* **Task to carry out**
Please return each entry that follows exactly as written, and keep the pictures out.

====== Information supplied

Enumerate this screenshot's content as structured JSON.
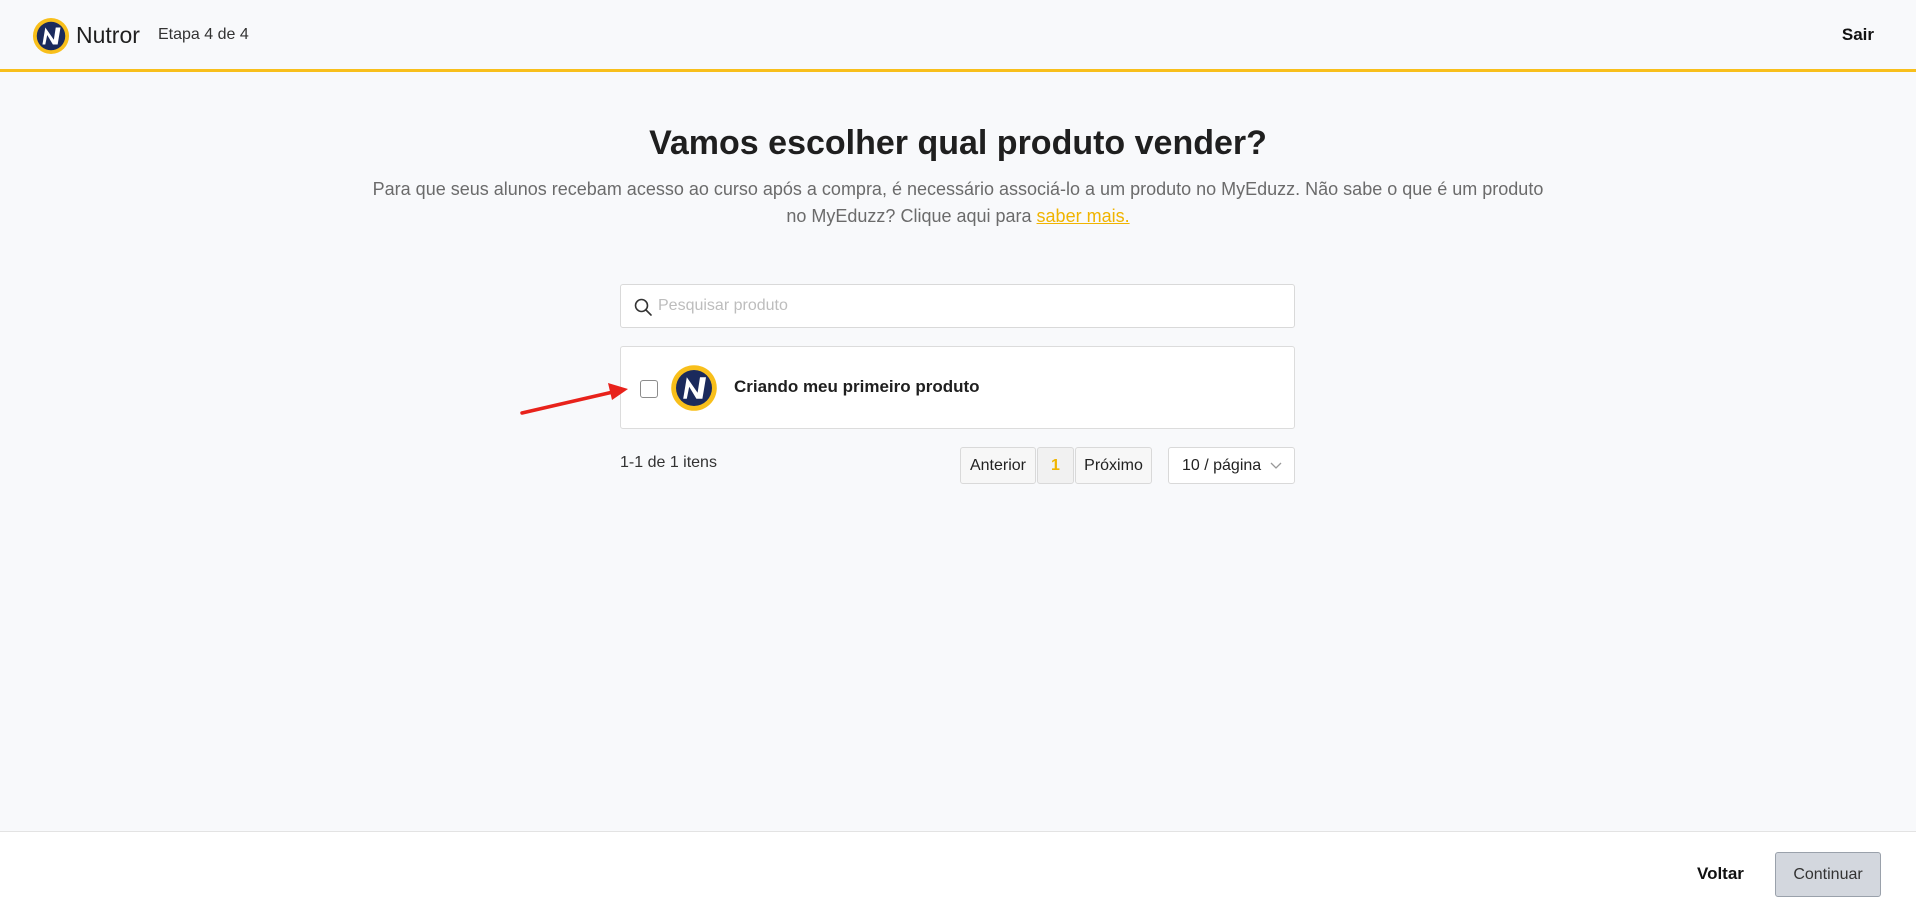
{
  "header": {
    "brand": "Nutror",
    "step": "Etapa 4 de 4",
    "exit_label": "Sair",
    "accent_color": "#f8bf1b"
  },
  "main": {
    "title": "Vamos escolher qual produto vender?",
    "subtitle_text": "Para que seus alunos recebam acesso ao curso após a compra, é necessário associá-lo a um produto no MyEduzz. Não sabe o que é um produto no MyEduzz? Clique aqui para ",
    "subtitle_link": "saber mais.",
    "search": {
      "placeholder": "Pesquisar produto",
      "value": ""
    },
    "products": [
      {
        "name": "Criando meu primeiro produto",
        "checked": false,
        "icon": "nutror-logo-icon"
      }
    ],
    "pagination": {
      "count_text": "1-1 de 1 itens",
      "prev_label": "Anterior",
      "current_page": "1",
      "next_label": "Próximo",
      "page_size": "10 / página"
    }
  },
  "footer": {
    "back_label": "Voltar",
    "continue_label": "Continuar"
  },
  "annotation": {
    "arrow_color": "#e8221b"
  }
}
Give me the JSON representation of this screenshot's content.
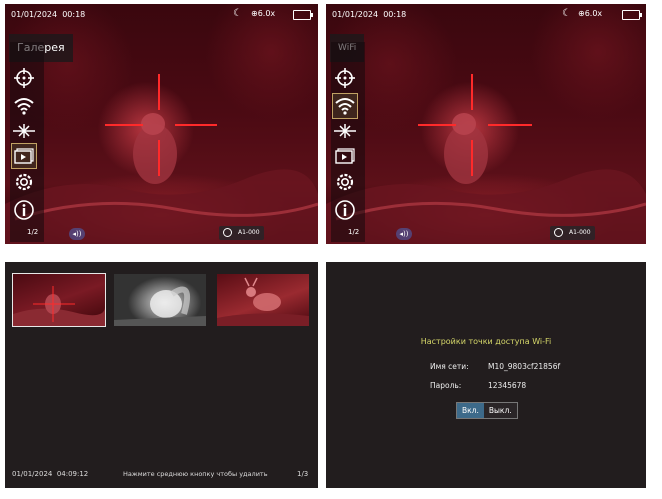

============

* **Solution**
Enumerate this screenshot's content as structured JSON.
{
  "header": {
    "brand": "Nutror",
    "step": "Etapa 4 de 4",
    "exit_label": "Sair",
    "accent_color": "#f8bf1b"
  },
  "main": {
    "title": "Vamos escolher qual produto vender?",
    "subtitle_text": "Para que seus alunos recebam acesso ao curso após a compra, é necessário associá-lo a um produto no MyEduzz. Não sabe o que é um produto no MyEduzz? Clique aqui para ",
    "subtitle_link": "saber mais.",
    "search": {
      "placeholder": "Pesquisar produto",
      "value": ""
    },
    "products": [
      {
        "name": "Criando meu primeiro produto",
        "checked": false,
        "icon": "nutror-logo-icon"
      }
    ],
    "pagination": {
      "count_text": "1-1 de 1 itens",
      "prev_label": "Anterior",
      "current_page": "1",
      "next_label": "Próximo",
      "page_size": "10 / página"
    }
  },
  "footer": {
    "back_label": "Voltar",
    "continue_label": "Continuar"
  },
  "annotation": {
    "arrow_color": "#e8221b"
  }
}
Give me the JSON representation of this screenshot's content.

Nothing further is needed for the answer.